[[ DATA EXTRACT, beginning ]]

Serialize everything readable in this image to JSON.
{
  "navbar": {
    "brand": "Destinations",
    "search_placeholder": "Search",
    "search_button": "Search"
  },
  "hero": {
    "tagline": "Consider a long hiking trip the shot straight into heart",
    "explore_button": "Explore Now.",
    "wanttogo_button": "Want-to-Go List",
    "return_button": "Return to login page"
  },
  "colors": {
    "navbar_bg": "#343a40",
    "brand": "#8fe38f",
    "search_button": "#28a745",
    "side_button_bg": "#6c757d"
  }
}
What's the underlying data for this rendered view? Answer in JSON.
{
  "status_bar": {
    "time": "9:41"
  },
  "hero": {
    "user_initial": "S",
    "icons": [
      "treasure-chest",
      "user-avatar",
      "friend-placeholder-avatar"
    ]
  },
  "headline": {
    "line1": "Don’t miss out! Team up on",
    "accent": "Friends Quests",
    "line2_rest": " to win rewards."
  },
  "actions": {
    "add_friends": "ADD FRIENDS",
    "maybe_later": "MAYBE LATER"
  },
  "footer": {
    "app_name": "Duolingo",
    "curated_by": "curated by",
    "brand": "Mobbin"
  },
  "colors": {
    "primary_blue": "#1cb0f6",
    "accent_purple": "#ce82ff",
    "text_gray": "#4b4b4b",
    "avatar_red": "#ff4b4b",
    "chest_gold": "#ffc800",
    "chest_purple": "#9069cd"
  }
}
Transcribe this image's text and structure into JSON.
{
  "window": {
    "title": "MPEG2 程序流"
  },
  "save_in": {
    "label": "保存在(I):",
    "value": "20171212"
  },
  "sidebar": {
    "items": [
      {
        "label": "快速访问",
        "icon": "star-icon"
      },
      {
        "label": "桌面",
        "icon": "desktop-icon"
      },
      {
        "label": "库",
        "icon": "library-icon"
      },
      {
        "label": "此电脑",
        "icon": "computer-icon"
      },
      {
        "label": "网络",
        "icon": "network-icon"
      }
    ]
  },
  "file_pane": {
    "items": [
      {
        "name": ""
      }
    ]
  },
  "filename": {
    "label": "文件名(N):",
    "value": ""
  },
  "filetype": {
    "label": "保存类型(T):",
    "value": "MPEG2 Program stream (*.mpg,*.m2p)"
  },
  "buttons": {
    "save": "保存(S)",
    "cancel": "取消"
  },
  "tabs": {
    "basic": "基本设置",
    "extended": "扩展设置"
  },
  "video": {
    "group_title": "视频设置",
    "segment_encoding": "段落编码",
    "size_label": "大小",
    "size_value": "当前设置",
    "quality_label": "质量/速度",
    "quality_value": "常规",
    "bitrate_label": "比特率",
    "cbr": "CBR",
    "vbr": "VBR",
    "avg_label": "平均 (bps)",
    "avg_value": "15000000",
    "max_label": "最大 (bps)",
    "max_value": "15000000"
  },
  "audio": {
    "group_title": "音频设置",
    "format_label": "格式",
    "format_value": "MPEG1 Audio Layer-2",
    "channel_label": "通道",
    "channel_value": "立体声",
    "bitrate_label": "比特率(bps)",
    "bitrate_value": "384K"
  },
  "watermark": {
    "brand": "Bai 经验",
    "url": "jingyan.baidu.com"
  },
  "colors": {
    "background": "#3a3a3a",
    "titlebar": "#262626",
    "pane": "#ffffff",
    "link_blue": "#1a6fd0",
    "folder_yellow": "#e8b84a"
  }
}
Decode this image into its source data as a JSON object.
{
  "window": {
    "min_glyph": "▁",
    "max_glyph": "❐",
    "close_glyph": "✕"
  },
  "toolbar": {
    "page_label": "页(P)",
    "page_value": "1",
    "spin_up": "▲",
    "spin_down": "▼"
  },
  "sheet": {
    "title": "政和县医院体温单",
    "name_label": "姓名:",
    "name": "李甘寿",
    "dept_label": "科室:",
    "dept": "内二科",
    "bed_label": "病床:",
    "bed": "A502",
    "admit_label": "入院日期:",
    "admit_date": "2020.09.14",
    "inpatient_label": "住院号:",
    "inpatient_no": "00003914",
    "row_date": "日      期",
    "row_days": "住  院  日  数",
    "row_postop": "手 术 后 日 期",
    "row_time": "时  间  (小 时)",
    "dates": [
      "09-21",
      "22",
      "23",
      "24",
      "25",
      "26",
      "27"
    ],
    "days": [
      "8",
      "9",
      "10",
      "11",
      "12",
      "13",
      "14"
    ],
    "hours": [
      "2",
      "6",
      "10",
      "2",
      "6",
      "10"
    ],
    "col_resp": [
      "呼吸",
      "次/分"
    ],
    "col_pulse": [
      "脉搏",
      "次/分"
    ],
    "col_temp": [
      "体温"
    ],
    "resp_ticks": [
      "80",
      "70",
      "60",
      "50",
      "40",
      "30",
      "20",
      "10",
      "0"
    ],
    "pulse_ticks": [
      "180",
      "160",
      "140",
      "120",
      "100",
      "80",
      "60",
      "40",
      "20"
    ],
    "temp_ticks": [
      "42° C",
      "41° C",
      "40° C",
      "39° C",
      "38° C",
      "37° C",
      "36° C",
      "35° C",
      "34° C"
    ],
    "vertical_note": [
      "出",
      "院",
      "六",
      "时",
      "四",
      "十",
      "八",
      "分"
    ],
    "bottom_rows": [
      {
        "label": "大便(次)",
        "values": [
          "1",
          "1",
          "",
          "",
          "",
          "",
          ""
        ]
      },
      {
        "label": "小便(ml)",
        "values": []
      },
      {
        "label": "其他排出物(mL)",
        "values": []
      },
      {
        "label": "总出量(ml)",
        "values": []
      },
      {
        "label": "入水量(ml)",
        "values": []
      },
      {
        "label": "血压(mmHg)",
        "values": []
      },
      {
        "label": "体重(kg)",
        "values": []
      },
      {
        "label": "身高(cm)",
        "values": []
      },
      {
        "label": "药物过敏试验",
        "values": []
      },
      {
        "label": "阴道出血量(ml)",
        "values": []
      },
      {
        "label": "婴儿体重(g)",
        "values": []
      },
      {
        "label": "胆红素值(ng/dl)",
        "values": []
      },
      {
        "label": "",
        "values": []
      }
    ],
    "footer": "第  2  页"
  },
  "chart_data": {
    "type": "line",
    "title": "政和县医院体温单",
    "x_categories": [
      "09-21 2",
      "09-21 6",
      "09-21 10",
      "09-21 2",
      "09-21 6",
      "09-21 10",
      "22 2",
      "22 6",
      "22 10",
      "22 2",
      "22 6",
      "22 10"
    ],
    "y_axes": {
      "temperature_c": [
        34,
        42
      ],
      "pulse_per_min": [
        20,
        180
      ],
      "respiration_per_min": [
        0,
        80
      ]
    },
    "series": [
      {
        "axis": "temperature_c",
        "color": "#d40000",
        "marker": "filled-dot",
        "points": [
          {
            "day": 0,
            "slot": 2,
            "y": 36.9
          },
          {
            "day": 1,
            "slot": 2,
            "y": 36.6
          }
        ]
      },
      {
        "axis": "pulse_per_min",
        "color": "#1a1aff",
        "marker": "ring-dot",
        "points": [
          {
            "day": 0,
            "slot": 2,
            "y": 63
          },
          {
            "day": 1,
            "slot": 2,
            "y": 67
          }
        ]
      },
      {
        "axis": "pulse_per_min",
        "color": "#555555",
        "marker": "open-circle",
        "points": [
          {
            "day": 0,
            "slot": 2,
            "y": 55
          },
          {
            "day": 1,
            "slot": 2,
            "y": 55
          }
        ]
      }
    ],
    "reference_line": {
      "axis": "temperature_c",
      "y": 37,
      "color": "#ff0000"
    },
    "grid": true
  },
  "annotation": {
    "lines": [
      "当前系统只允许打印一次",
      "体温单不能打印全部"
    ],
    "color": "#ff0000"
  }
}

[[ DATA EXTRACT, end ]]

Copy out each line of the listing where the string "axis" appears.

◆ SOLVED EXERCISE
        "axis": "temperature_c",
        "axis": "pulse_per_min",
        "axis": "pulse_per_min",
      "axis": "temperature_c",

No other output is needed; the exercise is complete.